• _THE TASK_
In the entries below, every line with the string "Informationen" is to be reported.
TASK INPUTS section start
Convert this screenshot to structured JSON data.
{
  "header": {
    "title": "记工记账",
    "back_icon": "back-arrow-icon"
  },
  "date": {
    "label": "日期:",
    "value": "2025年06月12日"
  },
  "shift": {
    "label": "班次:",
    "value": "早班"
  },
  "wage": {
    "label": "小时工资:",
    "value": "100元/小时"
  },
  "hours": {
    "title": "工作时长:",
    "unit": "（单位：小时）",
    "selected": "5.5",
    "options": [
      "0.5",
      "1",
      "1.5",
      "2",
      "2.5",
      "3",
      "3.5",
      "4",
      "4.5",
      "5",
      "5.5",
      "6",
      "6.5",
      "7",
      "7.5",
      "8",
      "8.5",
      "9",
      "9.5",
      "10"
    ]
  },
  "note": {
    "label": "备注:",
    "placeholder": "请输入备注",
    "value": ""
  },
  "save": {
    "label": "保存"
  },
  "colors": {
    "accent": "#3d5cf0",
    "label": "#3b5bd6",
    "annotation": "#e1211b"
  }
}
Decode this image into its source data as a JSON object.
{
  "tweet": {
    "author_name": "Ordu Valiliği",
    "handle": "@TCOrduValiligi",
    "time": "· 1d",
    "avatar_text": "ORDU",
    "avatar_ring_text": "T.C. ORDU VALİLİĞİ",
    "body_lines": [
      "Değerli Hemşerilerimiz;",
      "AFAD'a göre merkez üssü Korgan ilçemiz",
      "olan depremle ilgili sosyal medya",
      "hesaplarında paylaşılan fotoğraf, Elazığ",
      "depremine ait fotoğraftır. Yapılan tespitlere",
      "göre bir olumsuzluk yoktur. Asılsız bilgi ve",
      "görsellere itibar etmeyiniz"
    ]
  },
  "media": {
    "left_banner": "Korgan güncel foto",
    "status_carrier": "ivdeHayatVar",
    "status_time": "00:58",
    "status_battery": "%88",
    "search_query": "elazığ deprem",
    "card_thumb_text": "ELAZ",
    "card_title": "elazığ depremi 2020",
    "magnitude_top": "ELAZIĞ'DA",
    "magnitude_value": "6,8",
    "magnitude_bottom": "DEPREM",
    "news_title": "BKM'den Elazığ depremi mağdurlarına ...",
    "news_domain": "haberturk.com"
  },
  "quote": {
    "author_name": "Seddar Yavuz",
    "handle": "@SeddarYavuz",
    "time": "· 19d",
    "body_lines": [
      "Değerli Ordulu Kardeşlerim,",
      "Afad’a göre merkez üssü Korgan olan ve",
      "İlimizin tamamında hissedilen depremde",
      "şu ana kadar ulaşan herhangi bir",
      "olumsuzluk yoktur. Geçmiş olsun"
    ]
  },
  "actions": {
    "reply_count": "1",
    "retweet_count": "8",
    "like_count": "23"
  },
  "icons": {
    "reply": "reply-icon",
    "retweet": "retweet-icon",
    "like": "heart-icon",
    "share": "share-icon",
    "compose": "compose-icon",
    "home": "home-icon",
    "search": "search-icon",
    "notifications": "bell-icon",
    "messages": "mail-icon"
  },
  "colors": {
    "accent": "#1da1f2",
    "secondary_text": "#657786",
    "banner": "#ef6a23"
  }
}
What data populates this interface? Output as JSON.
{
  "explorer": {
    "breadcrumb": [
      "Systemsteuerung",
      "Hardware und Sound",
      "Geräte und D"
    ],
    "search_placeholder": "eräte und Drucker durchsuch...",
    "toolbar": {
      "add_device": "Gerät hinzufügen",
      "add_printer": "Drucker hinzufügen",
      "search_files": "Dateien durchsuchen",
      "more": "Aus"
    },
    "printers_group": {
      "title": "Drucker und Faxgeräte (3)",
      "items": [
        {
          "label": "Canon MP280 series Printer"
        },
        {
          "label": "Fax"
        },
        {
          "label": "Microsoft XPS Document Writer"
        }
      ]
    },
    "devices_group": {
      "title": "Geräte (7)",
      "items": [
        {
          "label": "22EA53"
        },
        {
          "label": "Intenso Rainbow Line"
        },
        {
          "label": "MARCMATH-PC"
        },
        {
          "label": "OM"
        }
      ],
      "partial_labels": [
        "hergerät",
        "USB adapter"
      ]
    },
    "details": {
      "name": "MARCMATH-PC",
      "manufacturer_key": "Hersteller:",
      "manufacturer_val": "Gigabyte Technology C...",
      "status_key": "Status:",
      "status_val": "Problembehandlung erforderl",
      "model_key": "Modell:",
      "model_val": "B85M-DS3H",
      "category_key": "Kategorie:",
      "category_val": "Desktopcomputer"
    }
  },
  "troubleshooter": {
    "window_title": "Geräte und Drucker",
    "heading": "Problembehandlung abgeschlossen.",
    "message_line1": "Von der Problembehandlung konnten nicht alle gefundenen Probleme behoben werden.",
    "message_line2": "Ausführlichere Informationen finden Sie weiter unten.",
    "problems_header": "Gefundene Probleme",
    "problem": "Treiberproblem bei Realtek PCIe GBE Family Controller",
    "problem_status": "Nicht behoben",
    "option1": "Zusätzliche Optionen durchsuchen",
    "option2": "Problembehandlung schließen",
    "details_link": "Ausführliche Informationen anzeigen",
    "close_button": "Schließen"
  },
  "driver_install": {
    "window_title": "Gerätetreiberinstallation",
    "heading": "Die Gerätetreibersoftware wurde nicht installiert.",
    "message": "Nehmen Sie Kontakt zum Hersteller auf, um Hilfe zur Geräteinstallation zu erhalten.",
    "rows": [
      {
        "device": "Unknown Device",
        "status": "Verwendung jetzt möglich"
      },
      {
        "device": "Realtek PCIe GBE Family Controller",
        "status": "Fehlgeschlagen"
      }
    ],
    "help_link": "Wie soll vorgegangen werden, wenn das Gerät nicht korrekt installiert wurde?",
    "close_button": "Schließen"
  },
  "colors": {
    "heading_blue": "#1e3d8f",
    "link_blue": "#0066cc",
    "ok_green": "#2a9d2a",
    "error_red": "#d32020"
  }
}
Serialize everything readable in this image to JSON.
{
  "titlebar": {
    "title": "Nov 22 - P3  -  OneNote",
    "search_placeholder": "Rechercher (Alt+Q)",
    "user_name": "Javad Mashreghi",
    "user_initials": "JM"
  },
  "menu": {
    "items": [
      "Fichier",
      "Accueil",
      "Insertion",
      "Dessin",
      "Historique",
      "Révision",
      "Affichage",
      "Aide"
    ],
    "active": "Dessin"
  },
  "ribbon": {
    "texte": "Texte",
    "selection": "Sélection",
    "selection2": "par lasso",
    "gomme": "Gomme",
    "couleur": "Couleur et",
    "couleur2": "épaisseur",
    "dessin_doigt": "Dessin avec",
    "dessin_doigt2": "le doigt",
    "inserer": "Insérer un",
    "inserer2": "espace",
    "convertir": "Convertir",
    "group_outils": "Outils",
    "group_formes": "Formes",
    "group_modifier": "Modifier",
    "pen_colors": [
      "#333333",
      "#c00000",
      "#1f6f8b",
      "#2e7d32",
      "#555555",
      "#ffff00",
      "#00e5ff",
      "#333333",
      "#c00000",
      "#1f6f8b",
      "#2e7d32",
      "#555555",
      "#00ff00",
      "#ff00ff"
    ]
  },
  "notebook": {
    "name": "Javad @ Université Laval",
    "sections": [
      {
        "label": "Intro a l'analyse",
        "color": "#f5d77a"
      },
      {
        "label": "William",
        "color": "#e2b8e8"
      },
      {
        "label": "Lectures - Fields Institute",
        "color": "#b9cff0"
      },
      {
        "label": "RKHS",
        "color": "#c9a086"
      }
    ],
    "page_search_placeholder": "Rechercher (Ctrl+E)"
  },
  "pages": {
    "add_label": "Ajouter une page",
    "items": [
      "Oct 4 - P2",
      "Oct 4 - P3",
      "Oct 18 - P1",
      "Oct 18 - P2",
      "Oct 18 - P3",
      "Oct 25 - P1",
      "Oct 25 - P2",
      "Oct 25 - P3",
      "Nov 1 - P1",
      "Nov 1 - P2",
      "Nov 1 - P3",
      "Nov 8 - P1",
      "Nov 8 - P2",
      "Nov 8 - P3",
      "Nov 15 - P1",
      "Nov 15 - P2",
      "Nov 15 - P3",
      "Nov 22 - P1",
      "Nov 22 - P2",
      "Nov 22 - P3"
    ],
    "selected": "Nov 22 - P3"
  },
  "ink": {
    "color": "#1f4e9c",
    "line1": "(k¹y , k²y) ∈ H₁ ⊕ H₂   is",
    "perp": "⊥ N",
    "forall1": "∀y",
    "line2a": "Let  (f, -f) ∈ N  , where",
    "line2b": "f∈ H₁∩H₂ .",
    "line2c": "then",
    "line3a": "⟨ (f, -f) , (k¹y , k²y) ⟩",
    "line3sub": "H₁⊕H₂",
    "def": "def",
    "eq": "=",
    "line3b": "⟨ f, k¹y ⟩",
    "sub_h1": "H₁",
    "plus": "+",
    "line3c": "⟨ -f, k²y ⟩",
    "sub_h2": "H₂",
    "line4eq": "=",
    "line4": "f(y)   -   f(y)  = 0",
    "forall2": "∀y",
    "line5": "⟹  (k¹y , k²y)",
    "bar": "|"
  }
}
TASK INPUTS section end
• _ANSWER FOR THIS EXERCISE_
    "message_line2": "Ausführlichere Informationen finden Sie weiter unten.",
    "details_link": "Ausführliche Informationen anzeigen",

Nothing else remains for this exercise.